As African-American girls face harsher discipline in school, local educators address the issue
(St. Louis Public Radio) – There’s a growing body of research that shows African-American girls are punished in school at rates much higher than girls of any other race.
A recent report from the National Women’s Law Center shows that African-American girls are 5.5 times more likely than white girls to be suspended from school. In addition to such punitive actions, African-American girls also face other structural barriers to achievement in schools, such as being considered aggressive or not finding role models to emulate in the school system.
On Monday’s St. Louis on the Air, contributor Geri Mitchell spoke with two local educators who recently participated in a conference at UMSL to address the issues African-American girls face in schools. It was called “The Crooked Room Conference.”
The “Crooked Room” is a reference to Melissa Harris-Perry’s theory that women of color are often so defined by stereotypes and that it makes it difficult to succeed outside of them. More on that theory here.
Dr. Sheandra Brown is an instructional coach in the Hazelwood School District and wrote her dissertation on teaching high-achieving black children. She said that although African-American girls are often considered pushy or confrontational, those traits could also be considered early signs of leadership abilities.
Kristy Jackson is the district coordinator of gifted education in the Webster Groves School District and created a program called Girls Lead and Make Moves, an entrepreneurship program designed to close the gender and education opportunity gap for young women of color.
Jackson said that the experience of African-American girls in education is difficult because almost every culture has a “cultural map” to follow, but women of color are often punished for following their map.
“We can be described as loud or you could call it verbose,” Jackson said. “Turn that thing around, we are who we are. It is about reframing the perspective and understanding that power.”
She also said that unfair punishment of African-American girls in schools has occurred for a long time.

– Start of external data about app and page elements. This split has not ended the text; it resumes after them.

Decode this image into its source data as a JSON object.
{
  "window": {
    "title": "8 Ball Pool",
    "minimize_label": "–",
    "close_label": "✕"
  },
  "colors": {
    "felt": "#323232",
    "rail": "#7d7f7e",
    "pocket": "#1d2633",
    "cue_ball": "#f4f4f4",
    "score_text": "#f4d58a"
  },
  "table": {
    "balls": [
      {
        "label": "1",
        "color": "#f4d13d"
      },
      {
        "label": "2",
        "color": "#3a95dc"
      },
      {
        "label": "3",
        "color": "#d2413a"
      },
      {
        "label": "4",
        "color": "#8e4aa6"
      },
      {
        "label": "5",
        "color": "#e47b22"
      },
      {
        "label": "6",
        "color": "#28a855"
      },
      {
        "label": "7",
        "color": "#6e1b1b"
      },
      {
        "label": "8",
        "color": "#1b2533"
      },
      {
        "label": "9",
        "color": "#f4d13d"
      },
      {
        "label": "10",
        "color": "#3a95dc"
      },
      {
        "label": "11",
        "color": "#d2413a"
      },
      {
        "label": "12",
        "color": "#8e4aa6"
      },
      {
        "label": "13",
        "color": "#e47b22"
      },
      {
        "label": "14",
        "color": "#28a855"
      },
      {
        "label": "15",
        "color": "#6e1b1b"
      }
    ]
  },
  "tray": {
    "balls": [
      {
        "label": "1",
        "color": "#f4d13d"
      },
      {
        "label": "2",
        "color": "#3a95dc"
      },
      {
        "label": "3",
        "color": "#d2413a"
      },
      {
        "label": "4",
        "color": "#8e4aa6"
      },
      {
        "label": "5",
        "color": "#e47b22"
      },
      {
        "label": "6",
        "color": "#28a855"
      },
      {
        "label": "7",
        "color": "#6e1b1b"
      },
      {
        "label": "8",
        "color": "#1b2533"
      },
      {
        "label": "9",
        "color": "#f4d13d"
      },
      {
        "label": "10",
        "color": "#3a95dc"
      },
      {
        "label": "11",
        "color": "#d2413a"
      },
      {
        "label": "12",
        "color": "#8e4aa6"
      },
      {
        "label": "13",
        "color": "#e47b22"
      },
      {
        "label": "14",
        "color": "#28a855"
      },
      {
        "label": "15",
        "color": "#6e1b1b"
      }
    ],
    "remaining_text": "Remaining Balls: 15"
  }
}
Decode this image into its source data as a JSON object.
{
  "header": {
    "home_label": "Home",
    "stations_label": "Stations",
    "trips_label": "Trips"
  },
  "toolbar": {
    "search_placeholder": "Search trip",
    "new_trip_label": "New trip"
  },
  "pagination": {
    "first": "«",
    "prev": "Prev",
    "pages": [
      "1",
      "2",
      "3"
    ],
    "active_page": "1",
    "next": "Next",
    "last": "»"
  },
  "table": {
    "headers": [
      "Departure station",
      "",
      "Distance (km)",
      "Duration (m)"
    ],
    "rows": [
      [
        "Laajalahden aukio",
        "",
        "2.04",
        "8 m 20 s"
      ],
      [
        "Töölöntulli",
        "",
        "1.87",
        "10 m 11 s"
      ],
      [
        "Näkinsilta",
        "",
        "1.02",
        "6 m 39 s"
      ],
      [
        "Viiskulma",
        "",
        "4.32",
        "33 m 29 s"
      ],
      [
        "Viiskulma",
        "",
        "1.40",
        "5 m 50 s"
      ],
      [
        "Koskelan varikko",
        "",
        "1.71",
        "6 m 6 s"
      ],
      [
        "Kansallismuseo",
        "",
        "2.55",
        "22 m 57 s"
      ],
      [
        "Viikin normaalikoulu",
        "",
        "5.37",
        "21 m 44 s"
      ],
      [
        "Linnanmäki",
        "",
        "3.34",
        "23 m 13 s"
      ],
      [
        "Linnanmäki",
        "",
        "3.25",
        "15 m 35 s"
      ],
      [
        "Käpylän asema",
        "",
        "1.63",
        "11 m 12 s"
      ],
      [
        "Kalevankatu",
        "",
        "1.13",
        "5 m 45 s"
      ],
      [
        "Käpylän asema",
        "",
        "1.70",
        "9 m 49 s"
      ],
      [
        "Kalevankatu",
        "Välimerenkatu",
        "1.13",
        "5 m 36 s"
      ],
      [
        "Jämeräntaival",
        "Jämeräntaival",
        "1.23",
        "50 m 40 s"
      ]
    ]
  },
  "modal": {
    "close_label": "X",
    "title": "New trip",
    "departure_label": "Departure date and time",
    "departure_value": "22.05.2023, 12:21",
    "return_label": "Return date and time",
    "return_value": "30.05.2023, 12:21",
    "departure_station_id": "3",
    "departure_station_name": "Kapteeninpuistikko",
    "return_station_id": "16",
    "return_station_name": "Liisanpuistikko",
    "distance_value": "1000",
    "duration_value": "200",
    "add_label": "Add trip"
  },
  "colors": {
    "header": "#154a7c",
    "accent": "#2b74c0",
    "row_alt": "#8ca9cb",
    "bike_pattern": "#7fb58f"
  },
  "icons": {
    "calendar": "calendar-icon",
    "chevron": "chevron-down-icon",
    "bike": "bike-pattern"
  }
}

“The settings are changing and the awareness is different,” Jackson said. “We have social media and technology where we are able to document and respond to these issues. It goes back to ‘who gets to tell that story? Who gets to write the rules?’ When we’re told to lean in and be bossy girls, it is okay, because someone can show that narrative as an example. We are in those positions where our power is given or taken and we’re not able to respond in the way we could historically with community support.”